— PROBLEM STATEMENT —
Every record below should be printed again exactly, with its pictures removed.
=======
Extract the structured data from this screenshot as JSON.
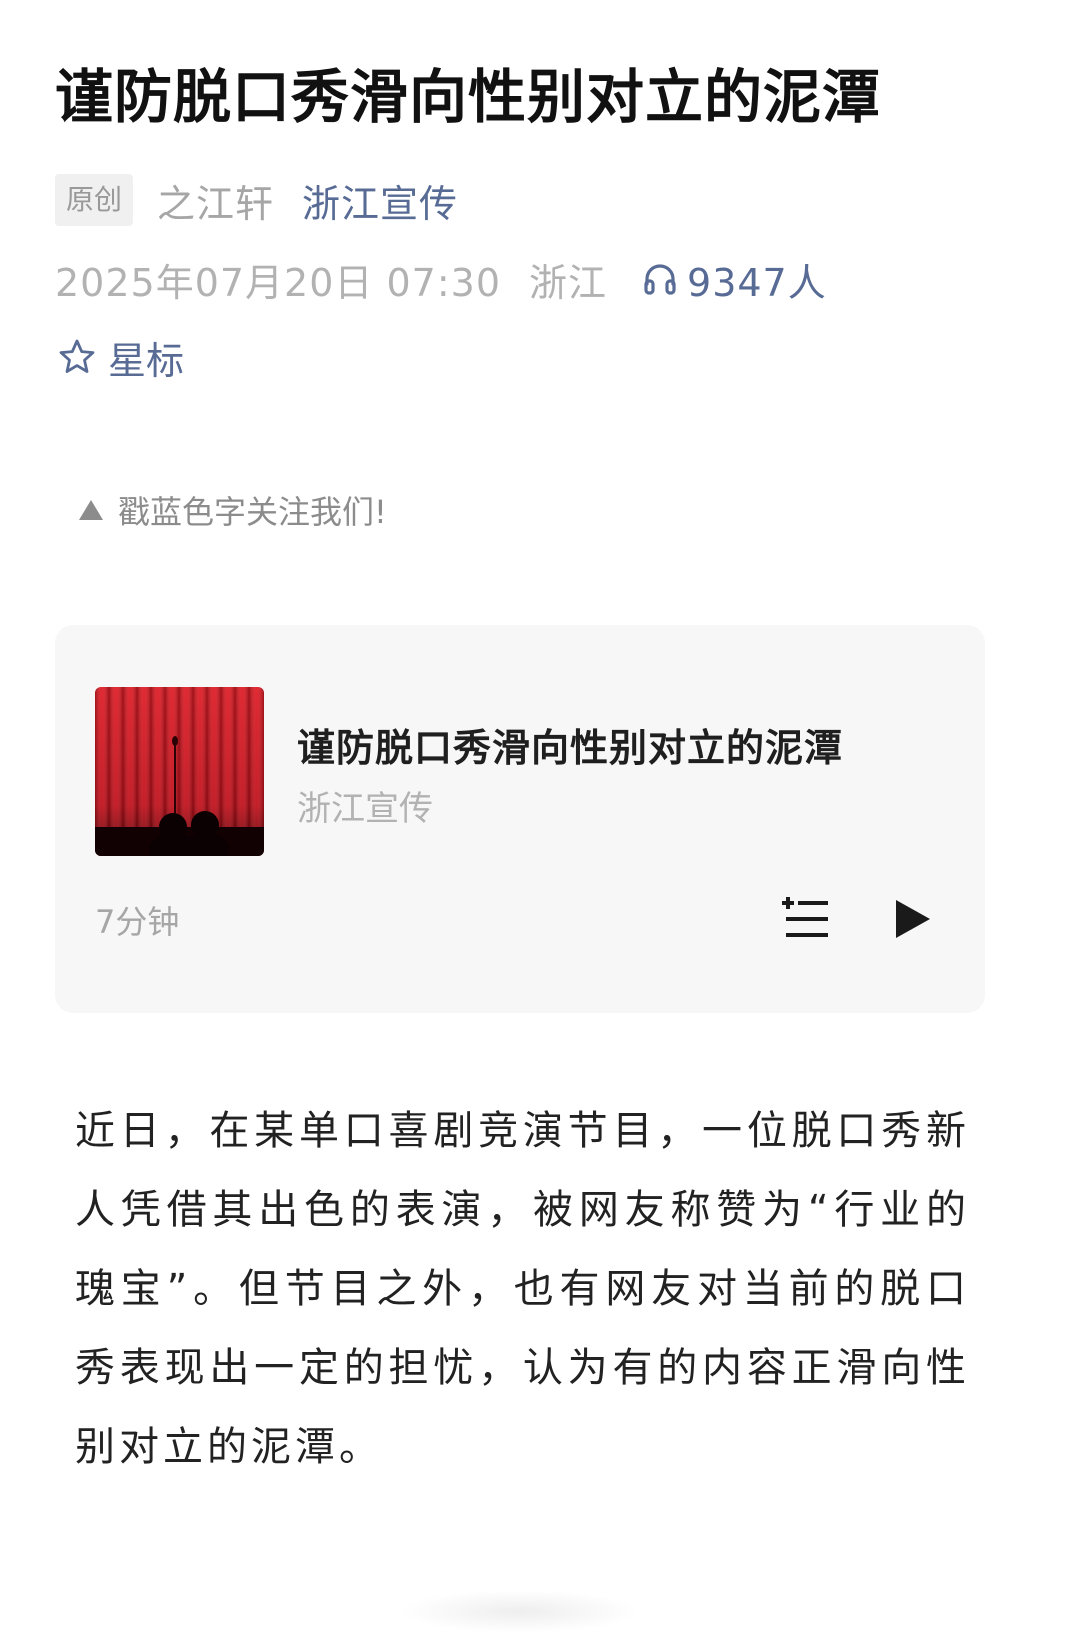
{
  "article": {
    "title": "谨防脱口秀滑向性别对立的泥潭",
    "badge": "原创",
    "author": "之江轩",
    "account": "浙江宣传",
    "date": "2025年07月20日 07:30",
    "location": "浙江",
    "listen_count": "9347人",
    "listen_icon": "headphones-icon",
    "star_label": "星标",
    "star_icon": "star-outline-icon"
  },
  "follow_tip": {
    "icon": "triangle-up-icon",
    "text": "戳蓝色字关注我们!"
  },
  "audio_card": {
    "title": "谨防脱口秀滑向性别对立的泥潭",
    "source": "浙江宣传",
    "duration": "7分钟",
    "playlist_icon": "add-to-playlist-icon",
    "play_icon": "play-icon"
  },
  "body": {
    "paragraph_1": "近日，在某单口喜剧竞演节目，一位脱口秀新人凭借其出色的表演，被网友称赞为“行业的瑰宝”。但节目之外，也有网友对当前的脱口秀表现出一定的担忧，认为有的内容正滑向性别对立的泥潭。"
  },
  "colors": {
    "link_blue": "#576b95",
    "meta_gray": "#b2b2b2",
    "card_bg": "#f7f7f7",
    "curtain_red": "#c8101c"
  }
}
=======
— OUTPUT BELOW —
Extract the structured data from this screenshot as JSON.
{
  "article": {
    "title": "谨防脱口秀滑向性别对立的泥潭",
    "badge": "原创",
    "author": "之江轩",
    "account": "浙江宣传",
    "date": "2025年07月20日 07:30",
    "location": "浙江",
    "listen_count": "9347人",
    "listen_icon": "headphones-icon",
    "star_label": "星标",
    "star_icon": "star-outline-icon"
  },
  "follow_tip": {
    "icon": "triangle-up-icon",
    "text": "戳蓝色字关注我们!"
  },
  "audio_card": {
    "title": "谨防脱口秀滑向性别对立的泥潭",
    "source": "浙江宣传",
    "duration": "7分钟",
    "playlist_icon": "add-to-playlist-icon",
    "play_icon": "play-icon"
  },
  "body": {
    "paragraph_1": "近日，在某单口喜剧竞演节目，一位脱口秀新人凭借其出色的表演，被网友称赞为“行业的瑰宝”。但节目之外，也有网友对当前的脱口秀表现出一定的担忧，认为有的内容正滑向性别对立的泥潭。"
  },
  "colors": {
    "link_blue": "#576b95",
    "meta_gray": "#b2b2b2",
    "card_bg": "#f7f7f7",
    "curtain_red": "#c8101c"
  }
}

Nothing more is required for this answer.